- Issuance of signature circular
- Move certain documents to electronic format / E-TUYS system
Additionally, branches and liaison offices may be considered as alternative ways to establish a business in Turkey. Liaison offices cannot engage in any commercial activity and are not considered legal entities under Turkish law.
Although 100% foreign ownership is permitted (except in Radio & TV Broadcasting), most U.S. investment in Turkey is in the form of a joint venture or licensing operation. Most Turkish companies prefer to establish joint ventures with U.S. suppliers in order to overcome shipping costs and compete effectively against European counterparts. Since 1996, European-origin goods have been largely duty-free due to Turkey’s Customs Union agreement with the European Union. Many U.S. firms have chosen local production to both penetrate and profit from the Turkish market. The sophisticated business infrastructure present in most major Turkish commercial centers (e.g. legal support, financial and consulting services) can greatly assist in forming joint ventures. Several major U.S. accounting/auditing firms, law firms and banks have established branches in Turkey.
Most major express delivery companies like FedEx, TNT, DHL and UPS are present in Turkey and are commonly used. The most affordable and often the slowest international service is government-owned PTT. Delivery times from the United States to Turkey vary depending on the type of delivery service used. Companies handle customs clearance and offer door-to-door delivery. Local courier services are reliable, fast and affordable, especially for in-country delivery.
The most common are:
Yurtici Courier: www.yurticikargo.com/en
MNG Courier: www.mngkargo.com.tr
Companies can minimize the risks of doing business with a new or unknown customer or partner in Turkey by utilizing CS Turkey’s International Company Profile (ICP) service. An ICP provides up-to-date background information on potential partners, including bank and trade references, names of principals, key officers and managers, product lines, number of employees, financial data, sales volume, reputation and market outlook, all at a reasonable price.
The U.S. Commercial Service makes every reasonable effort to ensure the accuracy and completeness of the information that it provides to a company.
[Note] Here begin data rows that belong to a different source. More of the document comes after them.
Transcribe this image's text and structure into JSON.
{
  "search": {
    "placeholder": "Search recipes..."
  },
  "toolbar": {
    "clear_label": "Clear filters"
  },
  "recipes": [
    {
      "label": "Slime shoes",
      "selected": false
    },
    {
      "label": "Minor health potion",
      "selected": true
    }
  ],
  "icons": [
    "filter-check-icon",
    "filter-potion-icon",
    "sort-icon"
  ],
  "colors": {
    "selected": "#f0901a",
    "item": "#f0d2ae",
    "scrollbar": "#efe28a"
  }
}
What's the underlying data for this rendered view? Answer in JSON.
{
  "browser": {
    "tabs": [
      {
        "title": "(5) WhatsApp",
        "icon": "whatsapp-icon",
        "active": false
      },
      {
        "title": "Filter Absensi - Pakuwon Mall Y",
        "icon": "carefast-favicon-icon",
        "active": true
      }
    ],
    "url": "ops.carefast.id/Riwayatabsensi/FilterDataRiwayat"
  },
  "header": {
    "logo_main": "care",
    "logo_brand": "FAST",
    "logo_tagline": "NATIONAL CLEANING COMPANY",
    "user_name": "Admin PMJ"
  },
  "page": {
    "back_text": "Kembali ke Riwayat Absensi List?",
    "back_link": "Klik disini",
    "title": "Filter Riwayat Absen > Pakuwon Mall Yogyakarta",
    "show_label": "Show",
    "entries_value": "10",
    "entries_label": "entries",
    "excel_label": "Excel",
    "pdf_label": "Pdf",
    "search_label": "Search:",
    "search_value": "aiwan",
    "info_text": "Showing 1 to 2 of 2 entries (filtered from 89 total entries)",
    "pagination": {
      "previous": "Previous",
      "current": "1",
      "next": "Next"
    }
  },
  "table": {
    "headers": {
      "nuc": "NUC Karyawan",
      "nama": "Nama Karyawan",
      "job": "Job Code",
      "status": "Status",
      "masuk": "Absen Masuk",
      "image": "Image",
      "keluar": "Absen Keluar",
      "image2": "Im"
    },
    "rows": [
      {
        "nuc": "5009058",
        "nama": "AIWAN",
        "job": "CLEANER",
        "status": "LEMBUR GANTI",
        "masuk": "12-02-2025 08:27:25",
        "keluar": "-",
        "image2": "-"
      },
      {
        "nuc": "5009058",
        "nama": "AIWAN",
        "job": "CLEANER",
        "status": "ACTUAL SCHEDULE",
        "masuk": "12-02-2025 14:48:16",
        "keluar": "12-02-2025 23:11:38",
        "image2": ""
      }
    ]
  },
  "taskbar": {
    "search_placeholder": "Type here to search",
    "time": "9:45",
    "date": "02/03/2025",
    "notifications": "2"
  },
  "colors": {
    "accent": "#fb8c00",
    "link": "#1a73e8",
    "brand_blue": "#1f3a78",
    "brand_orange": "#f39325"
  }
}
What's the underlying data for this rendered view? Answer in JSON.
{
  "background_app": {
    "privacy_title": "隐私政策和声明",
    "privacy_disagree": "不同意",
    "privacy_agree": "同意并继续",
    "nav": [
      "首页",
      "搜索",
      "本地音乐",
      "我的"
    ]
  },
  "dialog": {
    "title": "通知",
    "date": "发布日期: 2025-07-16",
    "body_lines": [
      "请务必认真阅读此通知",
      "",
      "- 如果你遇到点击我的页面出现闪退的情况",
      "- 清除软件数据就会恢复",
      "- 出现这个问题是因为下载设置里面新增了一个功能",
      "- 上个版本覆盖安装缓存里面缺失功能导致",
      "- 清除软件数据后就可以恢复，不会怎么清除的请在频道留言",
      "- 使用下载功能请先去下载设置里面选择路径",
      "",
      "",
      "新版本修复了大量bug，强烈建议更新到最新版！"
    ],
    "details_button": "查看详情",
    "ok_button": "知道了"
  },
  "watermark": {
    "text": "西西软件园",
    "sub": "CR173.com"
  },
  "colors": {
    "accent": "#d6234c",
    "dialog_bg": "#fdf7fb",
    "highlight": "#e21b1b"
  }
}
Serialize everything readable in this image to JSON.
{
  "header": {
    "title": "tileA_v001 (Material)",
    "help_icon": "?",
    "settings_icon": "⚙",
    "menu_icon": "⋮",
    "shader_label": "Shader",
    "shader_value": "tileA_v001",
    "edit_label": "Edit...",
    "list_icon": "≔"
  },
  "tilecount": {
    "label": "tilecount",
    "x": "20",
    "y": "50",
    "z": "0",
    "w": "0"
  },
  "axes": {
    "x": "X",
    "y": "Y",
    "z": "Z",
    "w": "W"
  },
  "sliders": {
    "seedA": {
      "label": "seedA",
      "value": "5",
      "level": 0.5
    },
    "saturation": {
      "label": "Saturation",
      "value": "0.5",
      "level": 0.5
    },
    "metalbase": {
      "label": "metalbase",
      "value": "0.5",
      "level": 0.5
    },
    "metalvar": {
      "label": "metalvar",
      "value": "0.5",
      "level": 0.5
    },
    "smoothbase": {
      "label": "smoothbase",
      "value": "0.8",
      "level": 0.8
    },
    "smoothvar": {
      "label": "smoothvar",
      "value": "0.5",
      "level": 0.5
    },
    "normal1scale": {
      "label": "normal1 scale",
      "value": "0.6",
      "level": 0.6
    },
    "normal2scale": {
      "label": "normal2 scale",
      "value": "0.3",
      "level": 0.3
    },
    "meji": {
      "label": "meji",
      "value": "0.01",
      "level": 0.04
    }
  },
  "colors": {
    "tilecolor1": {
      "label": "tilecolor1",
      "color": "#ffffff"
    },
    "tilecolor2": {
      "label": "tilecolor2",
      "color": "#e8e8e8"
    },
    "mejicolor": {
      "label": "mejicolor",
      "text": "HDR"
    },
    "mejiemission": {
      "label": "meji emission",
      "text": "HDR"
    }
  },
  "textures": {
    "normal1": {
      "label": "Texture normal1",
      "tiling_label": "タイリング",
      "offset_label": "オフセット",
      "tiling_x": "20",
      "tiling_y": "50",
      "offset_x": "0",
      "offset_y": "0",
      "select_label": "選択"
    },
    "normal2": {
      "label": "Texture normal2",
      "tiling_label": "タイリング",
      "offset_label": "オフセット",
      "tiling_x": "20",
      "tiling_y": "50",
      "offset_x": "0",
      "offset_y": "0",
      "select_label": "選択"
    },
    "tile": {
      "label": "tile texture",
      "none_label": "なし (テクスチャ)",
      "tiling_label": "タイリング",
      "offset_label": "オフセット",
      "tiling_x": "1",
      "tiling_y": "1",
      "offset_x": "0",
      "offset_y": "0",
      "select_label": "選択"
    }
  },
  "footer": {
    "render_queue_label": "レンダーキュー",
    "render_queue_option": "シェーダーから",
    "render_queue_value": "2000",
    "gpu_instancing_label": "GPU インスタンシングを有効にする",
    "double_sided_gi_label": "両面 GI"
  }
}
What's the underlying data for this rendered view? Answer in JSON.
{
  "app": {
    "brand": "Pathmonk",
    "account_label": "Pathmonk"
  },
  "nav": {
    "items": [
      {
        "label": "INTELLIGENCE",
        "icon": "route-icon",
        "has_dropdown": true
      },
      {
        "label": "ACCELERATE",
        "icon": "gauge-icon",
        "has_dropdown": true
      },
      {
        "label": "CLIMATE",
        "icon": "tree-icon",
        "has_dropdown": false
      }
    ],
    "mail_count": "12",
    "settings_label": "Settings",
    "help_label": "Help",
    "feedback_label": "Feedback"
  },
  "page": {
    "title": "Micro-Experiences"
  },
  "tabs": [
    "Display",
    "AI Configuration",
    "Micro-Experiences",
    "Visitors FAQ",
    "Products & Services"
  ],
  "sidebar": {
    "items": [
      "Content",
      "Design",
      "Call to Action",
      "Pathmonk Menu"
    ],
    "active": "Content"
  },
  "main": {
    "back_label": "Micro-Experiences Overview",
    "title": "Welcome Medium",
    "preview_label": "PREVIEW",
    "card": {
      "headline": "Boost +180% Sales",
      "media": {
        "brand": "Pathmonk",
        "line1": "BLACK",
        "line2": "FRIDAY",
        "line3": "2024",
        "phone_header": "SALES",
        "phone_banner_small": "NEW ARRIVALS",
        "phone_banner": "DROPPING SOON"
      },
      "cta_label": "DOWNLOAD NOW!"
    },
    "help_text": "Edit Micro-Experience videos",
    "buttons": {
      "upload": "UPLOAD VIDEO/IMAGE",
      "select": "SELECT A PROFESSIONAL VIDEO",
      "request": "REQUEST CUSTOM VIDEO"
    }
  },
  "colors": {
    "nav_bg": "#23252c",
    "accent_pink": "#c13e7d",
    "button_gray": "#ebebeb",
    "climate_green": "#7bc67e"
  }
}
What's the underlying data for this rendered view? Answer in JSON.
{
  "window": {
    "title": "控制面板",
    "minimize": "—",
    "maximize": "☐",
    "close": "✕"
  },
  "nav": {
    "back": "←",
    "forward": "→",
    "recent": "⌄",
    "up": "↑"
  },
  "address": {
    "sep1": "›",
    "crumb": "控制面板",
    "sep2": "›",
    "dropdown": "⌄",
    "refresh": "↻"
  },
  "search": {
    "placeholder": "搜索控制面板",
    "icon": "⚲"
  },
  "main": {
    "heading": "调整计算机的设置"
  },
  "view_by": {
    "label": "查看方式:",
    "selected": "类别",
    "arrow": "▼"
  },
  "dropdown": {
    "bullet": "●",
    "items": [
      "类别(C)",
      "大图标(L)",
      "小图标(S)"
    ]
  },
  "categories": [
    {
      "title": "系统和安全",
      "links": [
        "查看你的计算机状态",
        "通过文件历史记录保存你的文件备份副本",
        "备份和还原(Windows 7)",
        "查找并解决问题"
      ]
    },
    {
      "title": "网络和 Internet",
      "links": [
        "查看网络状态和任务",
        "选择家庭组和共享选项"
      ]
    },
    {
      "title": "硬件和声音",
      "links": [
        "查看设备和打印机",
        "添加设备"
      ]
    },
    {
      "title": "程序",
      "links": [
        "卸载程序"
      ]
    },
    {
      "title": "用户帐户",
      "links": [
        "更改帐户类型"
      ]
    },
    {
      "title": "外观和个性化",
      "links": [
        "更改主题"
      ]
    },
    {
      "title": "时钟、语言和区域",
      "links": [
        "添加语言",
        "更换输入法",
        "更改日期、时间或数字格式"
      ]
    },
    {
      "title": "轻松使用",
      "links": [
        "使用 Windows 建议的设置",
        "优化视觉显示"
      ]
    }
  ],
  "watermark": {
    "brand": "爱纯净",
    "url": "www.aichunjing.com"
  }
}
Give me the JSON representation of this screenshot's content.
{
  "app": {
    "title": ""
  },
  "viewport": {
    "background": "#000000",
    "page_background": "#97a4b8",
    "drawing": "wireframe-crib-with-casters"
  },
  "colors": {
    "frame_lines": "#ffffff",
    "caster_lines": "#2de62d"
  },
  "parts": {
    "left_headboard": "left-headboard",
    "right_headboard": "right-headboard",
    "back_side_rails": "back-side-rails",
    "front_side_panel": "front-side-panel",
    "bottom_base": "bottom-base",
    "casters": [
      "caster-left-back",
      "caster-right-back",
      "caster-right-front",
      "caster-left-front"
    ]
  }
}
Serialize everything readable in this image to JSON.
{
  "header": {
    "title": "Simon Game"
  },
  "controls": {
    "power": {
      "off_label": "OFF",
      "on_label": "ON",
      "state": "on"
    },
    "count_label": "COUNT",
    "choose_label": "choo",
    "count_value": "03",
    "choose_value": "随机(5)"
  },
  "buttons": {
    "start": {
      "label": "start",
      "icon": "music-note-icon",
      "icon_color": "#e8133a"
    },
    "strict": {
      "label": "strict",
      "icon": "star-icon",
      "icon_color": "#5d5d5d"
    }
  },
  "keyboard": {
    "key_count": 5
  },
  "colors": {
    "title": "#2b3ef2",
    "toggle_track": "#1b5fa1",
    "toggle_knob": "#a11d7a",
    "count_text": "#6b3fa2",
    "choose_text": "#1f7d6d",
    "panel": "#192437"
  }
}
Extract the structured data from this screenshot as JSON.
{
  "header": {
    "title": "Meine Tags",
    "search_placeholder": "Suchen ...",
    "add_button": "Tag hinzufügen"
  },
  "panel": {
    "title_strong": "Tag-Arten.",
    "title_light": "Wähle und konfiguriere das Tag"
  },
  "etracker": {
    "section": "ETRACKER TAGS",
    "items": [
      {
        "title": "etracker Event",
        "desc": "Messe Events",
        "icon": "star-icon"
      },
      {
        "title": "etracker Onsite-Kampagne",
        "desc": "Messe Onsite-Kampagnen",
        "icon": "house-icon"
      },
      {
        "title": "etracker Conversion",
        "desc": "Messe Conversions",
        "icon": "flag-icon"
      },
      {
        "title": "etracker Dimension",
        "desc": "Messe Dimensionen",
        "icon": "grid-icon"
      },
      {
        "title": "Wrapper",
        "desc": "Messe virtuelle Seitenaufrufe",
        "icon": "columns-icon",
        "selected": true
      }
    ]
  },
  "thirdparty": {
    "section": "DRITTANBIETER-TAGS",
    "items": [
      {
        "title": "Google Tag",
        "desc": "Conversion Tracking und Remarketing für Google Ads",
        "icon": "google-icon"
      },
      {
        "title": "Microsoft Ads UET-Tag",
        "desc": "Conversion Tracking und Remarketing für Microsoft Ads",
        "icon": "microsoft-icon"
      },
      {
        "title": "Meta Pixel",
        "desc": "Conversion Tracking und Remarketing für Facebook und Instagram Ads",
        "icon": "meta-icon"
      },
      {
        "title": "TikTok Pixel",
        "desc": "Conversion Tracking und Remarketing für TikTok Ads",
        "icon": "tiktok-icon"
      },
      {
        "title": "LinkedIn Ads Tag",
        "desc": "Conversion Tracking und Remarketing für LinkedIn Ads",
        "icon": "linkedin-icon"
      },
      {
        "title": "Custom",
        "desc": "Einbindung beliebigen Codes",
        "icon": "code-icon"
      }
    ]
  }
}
We provide this information as an additional resource for a company to use in the exercise of its business judgment. The company should conduct its own due diligence before entering a business relationship or otherwise relying on this information would be at their own risk and consent. When utilizing the information provided, the company is responsible for complying with all applicable laws and regulations of the United States, including the U.S. Foreign Corrupt Practices Act (FCPA). The ICP service can provide useful information to a company in conducting its own due diligence but does not constitute U.S. Commercial Service certification or assurance of compliance with the FCPA. The U.S. Commercial Service is not liable for the consequences of any business decisions made by a company.